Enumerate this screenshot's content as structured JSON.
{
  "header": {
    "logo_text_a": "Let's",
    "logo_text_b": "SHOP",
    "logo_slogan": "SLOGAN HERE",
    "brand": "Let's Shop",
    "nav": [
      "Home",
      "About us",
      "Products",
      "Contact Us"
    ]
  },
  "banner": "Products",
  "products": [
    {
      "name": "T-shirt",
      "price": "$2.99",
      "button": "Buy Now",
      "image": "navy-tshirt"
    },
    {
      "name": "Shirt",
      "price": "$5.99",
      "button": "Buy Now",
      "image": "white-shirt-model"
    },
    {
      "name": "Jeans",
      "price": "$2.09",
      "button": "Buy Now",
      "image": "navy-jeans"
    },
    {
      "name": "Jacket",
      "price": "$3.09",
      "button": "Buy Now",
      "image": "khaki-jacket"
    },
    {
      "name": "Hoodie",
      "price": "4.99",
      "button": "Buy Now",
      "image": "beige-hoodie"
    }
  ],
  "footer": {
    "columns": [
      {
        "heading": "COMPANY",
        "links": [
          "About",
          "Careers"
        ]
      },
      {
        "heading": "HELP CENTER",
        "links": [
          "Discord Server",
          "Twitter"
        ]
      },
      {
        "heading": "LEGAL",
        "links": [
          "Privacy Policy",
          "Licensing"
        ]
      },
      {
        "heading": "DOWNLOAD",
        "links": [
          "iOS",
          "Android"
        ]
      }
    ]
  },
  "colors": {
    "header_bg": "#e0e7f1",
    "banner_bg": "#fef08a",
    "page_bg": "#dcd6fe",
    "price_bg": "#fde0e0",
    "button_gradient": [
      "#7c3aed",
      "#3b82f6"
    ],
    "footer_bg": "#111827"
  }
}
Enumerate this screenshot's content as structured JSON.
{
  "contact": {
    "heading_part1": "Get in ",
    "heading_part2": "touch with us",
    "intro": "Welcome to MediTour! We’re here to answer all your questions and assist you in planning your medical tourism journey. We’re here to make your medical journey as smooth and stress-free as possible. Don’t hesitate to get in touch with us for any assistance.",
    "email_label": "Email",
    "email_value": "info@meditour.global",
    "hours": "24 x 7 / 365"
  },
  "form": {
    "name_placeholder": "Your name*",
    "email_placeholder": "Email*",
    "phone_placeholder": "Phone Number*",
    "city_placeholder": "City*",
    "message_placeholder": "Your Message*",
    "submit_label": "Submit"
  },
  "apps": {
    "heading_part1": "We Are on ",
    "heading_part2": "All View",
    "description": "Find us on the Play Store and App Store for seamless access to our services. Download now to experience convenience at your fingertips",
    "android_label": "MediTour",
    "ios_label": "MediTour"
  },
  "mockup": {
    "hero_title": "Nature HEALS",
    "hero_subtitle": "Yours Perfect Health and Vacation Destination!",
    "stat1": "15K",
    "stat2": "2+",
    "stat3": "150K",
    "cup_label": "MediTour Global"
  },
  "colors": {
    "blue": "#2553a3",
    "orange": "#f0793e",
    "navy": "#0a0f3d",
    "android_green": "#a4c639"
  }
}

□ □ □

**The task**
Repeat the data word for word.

**Exercise response**
Enumerate this screenshot's content as structured JSON.
{
  "header": {
    "logo_text_a": "Let's",
    "logo_text_b": "SHOP",
    "logo_slogan": "SLOGAN HERE",
    "brand": "Let's Shop",
    "nav": [
      "Home",
      "About us",
      "Products",
      "Contact Us"
    ]
  },
  "banner": "Products",
  "products": [
    {
      "name": "T-shirt",
      "price": "$2.99",
      "button": "Buy Now",
      "image": "navy-tshirt"
    },
    {
      "name": "Shirt",
      "price": "$5.99",
      "button": "Buy Now",
      "image": "white-shirt-model"
    },
    {
      "name": "Jeans",
      "price": "$2.09",
      "button": "Buy Now",
      "image": "navy-jeans"
    },
    {
      "name": "Jacket",
      "price": "$3.09",
      "button": "Buy Now",
      "image": "khaki-jacket"
    },
    {
      "name": "Hoodie",
      "price": "4.99",
      "button": "Buy Now",
      "image": "beige-hoodie"
    }
  ],
  "footer": {
    "columns": [
      {
        "heading": "COMPANY",
        "links": [
          "About",
          "Careers"
        ]
      },
      {
        "heading": "HELP CENTER",
        "links": [
          "Discord Server",
          "Twitter"
        ]
      },
      {
        "heading": "LEGAL",
        "links": [
          "Privacy Policy",
          "Licensing"
        ]
      },
      {
        "heading": "DOWNLOAD",
        "links": [
          "iOS",
          "Android"
        ]
      }
    ]
  },
  "colors": {
    "header_bg": "#e0e7f1",
    "banner_bg": "#fef08a",
    "page_bg": "#dcd6fe",
    "price_bg": "#fde0e0",
    "button_gradient": [
      "#7c3aed",
      "#3b82f6"
    ],
    "footer_bg": "#111827"
  }
}
Enumerate this screenshot's content as structured JSON.
{
  "contact": {
    "heading_part1": "Get in ",
    "heading_part2": "touch with us",
    "intro": "Welcome to MediTour! We’re here to answer all your questions and assist you in planning your medical tourism journey. We’re here to make your medical journey as smooth and stress-free as possible. Don’t hesitate to get in touch with us for any assistance.",
    "email_label": "Email",
    "email_value": "info@meditour.global",
    "hours": "24 x 7 / 365"
  },
  "form": {
    "name_placeholder": "Your name*",
    "email_placeholder": "Email*",
    "phone_placeholder": "Phone Number*",
    "city_placeholder": "City*",
    "message_placeholder": "Your Message*",
    "submit_label": "Submit"
  },
  "apps": {
    "heading_part1": "We Are on ",
    "heading_part2": "All View",
    "description": "Find us on the Play Store and App Store for seamless access to our services. Download now to experience convenience at your fingertips",
    "android_label": "MediTour",
    "ios_label": "MediTour"
  },
  "mockup": {
    "hero_title": "Nature HEALS",
    "hero_subtitle": "Yours Perfect Health and Vacation Destination!",
    "stat1": "15K",
    "stat2": "2+",
    "stat3": "150K",
    "cup_label": "MediTour Global"
  },
  "colors": {
    "blue": "#2553a3",
    "orange": "#f0793e",
    "navy": "#0a0f3d",
    "android_green": "#a4c639"
  }
}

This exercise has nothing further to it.